Check every line of the material below for the string "TradingView", and return the ones that have it.

» PROVIDED INFORMATION:
· · · · · · ·

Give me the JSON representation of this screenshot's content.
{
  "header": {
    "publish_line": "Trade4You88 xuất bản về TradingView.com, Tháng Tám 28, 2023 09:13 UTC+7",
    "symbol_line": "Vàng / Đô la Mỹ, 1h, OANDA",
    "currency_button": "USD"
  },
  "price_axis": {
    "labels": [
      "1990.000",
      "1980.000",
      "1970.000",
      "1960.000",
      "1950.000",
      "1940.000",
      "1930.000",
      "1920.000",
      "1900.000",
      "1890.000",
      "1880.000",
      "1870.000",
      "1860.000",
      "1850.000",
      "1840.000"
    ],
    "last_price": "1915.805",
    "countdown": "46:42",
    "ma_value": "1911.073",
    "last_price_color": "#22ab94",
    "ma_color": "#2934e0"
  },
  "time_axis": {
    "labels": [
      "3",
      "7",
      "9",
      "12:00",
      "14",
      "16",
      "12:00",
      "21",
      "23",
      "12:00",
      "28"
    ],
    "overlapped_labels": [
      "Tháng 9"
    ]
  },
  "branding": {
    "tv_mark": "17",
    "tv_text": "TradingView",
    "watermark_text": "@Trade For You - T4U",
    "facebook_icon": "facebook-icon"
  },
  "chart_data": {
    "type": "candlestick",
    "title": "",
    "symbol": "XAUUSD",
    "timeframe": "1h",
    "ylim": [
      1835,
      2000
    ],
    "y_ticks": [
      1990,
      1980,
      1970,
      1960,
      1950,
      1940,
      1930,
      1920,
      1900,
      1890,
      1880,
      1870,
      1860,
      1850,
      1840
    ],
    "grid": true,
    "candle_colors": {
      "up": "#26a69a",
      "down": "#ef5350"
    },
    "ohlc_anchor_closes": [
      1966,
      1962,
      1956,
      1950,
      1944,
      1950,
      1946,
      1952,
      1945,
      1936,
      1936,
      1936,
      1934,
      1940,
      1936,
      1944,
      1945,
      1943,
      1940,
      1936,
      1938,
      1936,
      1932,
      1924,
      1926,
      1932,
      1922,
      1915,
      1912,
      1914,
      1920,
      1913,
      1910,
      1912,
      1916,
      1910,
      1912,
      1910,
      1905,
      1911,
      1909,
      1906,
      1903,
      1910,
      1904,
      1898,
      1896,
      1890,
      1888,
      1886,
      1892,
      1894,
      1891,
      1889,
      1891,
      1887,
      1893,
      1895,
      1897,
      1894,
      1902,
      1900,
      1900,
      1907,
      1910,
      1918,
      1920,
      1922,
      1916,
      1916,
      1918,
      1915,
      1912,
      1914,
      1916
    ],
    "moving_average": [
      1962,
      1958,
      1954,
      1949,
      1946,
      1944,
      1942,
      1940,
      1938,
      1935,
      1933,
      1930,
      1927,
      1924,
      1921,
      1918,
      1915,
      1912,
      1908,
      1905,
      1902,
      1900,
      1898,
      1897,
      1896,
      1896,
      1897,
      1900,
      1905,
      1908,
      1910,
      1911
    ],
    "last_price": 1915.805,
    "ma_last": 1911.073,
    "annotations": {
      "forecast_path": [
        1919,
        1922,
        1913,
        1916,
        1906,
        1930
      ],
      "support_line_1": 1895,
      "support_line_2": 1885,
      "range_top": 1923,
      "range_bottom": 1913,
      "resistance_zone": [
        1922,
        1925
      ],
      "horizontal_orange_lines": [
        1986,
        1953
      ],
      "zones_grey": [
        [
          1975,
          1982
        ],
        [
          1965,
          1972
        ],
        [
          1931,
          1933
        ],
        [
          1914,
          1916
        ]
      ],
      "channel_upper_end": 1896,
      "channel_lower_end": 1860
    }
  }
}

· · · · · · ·

» RESPONSE TO THIS TASK:
    "publish_line": "Trade4You88 xuất bản về TradingView.com, Tháng Tám 28, 2023 09:13 UTC+7",
    "tv_text": "TradingView",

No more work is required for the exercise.